He even praised Putin’s lack of Jewish members in Russian government while citing Obama’s inclusion of those of the Jewish faith as an apparent weakness.
These videos also decried the “Jewish take-over of America.” Brother Nathanael started a website in 2008 where he “uncovered” these conspiracies under the aptly named “Real Jew News.” The entire focus of his work bent on praising Putin and denouncing Judaism while trashing liberals seemed to strike a chord with the far right and many right-wing blogs began writing articles based off of his ideas.
Libertarian Today, was one of his first breakthroughs into right-wing politics in 2011 which published an article expressing his viewpoints and begging the question as to what should be done to prevent further Jewish involvement in the U.S government.
Did we mention that Kapner was baptized at the Russian Orthodox Church Abroad?
While Brother Nathanael’s antisemitic rhetoric would only be spoken in the shadows by far right Nazi’s, one of his ranting protests did make it to mainstream media: it seems Nathanael Kapner may have been the first to cry over the alleged war on Christmas in 2008, Fox News began to push that narrative in 2009.
Fox News would run with this train of thought throughout the entirety of Obama’s tenure as president, riling up their Christian viewers and encouraging the belief that they were some persecuted minority in the United States. They would continue pushing this line of propaganda until Trump won the presidency when they would declare the war was finally over. How convenient.
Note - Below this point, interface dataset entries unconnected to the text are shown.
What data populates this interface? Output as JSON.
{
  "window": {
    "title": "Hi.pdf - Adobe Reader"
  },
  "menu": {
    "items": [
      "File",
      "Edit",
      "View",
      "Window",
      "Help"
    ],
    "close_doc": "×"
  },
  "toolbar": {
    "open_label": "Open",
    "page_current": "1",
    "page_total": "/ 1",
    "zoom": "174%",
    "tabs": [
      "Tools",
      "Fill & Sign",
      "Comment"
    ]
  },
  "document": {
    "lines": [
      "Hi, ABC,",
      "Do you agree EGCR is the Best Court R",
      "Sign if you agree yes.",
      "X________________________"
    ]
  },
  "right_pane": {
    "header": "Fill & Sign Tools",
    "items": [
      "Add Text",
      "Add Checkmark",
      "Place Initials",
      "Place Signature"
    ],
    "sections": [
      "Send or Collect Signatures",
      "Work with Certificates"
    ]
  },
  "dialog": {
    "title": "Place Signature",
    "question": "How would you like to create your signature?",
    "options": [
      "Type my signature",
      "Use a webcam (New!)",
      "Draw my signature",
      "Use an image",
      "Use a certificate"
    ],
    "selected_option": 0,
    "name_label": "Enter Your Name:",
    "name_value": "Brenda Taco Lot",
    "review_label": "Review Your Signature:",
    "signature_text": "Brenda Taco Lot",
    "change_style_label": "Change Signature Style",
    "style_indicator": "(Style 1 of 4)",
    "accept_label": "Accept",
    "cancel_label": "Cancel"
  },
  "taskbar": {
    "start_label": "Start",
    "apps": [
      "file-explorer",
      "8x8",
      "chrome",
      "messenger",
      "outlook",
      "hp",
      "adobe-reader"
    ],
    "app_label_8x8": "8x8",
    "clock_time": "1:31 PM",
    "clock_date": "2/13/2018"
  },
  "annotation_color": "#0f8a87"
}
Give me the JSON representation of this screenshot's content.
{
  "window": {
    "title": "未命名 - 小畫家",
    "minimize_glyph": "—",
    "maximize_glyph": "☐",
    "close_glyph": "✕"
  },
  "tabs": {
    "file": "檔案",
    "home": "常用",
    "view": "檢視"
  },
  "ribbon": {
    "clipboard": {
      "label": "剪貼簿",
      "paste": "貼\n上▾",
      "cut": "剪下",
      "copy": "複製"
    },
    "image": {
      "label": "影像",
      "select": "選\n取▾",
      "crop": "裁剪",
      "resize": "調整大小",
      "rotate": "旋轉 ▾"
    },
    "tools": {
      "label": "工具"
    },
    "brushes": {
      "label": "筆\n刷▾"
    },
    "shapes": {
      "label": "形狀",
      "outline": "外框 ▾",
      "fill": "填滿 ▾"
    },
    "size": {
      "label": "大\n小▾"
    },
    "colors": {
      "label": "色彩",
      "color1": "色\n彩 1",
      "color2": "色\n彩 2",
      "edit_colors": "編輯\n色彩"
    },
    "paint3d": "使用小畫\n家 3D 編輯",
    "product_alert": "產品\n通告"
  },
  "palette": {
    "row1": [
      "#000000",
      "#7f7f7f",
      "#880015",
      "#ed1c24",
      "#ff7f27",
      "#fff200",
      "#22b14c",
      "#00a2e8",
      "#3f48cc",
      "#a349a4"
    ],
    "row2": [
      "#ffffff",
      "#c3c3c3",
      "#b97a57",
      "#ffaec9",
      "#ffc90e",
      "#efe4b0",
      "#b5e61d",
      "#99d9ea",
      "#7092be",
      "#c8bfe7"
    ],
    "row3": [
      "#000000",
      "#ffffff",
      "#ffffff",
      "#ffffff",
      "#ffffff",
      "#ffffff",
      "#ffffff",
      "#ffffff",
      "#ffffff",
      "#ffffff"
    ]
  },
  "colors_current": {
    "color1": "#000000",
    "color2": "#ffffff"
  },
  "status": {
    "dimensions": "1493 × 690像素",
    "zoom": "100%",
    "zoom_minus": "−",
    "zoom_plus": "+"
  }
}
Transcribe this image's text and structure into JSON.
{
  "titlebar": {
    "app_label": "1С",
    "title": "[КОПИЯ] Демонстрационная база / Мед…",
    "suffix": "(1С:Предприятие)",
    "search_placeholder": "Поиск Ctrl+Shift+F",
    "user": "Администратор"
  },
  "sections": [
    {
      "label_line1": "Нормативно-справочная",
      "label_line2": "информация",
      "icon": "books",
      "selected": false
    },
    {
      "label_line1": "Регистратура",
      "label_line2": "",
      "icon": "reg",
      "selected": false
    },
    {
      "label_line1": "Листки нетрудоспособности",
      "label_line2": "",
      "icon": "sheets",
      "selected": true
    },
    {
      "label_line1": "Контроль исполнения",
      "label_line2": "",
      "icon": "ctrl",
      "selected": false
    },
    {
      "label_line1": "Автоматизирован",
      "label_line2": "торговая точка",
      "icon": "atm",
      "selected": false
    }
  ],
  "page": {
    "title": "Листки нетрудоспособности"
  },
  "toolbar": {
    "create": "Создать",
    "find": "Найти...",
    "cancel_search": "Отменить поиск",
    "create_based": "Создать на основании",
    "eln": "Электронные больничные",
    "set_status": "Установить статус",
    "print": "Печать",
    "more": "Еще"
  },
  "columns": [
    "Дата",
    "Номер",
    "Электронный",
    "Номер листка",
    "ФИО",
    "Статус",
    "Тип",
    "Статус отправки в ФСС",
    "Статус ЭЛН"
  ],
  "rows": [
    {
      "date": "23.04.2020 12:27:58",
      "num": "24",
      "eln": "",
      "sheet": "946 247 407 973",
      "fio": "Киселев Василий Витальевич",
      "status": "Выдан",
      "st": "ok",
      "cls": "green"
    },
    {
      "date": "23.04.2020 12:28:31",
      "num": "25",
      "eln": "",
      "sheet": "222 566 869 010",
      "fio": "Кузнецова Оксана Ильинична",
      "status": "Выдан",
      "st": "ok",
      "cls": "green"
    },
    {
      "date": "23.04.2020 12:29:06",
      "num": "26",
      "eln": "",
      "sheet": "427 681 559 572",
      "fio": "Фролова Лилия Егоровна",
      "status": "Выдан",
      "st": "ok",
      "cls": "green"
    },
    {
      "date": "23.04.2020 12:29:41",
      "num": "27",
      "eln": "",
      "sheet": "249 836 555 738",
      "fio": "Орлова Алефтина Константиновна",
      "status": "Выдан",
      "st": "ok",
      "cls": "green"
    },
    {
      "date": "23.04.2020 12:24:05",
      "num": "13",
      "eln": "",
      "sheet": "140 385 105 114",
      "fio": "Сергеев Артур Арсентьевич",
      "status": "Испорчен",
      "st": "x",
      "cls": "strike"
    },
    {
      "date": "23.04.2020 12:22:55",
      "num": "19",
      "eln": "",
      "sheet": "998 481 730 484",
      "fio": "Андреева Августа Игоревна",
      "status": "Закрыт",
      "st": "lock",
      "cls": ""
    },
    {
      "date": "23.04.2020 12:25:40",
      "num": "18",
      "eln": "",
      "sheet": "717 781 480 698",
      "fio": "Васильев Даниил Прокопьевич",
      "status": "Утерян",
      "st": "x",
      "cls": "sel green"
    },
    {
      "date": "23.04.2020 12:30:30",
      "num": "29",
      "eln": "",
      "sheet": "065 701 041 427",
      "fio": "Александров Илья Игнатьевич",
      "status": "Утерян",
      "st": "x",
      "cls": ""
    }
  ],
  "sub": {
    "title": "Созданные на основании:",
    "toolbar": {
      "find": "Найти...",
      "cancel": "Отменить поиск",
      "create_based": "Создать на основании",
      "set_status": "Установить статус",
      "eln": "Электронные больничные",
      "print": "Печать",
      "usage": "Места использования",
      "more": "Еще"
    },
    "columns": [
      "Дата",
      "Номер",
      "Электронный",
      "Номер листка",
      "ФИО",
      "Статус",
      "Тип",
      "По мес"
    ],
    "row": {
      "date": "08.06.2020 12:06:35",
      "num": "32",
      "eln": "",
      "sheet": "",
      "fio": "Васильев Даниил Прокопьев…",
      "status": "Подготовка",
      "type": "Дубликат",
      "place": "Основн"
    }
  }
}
This brings us back to 2010 when many of these so-called “patriots” of the Tea Party would oust establishment Republicans. They would bring their unverifiable conspiracy theories to the forefront of American politics, especially birtherism, which would first be used as an attempt to dissuade Americans from voting for Obama during the 2007 Democratic primary. And they would pick up an ally along the way: Russia Today.
Russia Today began running stories lending credence to these claims. In 2012, just in time for Obama’s re-election campaign, birtherism reared its head yet again on Russia Today where the claim was made by investigators working for much-hated Sheriff Joe Arpaio that Obama’s birth certificate was “definitely fraudulent”.
Tea Party nuts jumped all over it and the story went viral in the conservative blogosphere. However, much to the ire of un-American conspiracy theorists from coast-to-coast, Obama won his reelection bid and continued to lead the nation down the path of economic prosperity.
However, the Tea Party would not be relegated to the shadows of America’s political past and they retained some of the gains they made in the 2010 mid-term elections.
Russian propaganda has certainly embedded itself rather deeply into American society sowing seeds of distrust that have driven many Americans to the point of electing Donald Trump. So much so that Republicans sang the praises of Putin.
In fact, Republicans began singing the praises of Putin so loudly that, in 2014, one of liberal America’s favorite comedians would have to knock them down a few pegs.
John Stewart saw this whole Russia problem coming
“I’ll tell ya, the weirdest thing about this isn’t Putin invading Ukraine. You expect a crazy guy to act crazy. The weirdest thing is seeing conservatives in our country point at the crazy guy and go, ‘Yeah, I’ll have what they’re having.'” – John Stewart, March, 2014
And “have what they’re having” seems to have been an order for the whole table. With the current administration of Donald Trump effectively under investigation for collusion with Russian agents to subvert American Democracy, John Stewart’s words seem more relevant today than they have ever been.
Watch John Stewart’s eerily predictive video below.
Special thanks to our reader Ed Clow for asking a question that steered me in the right direction.
Featured image via screen capture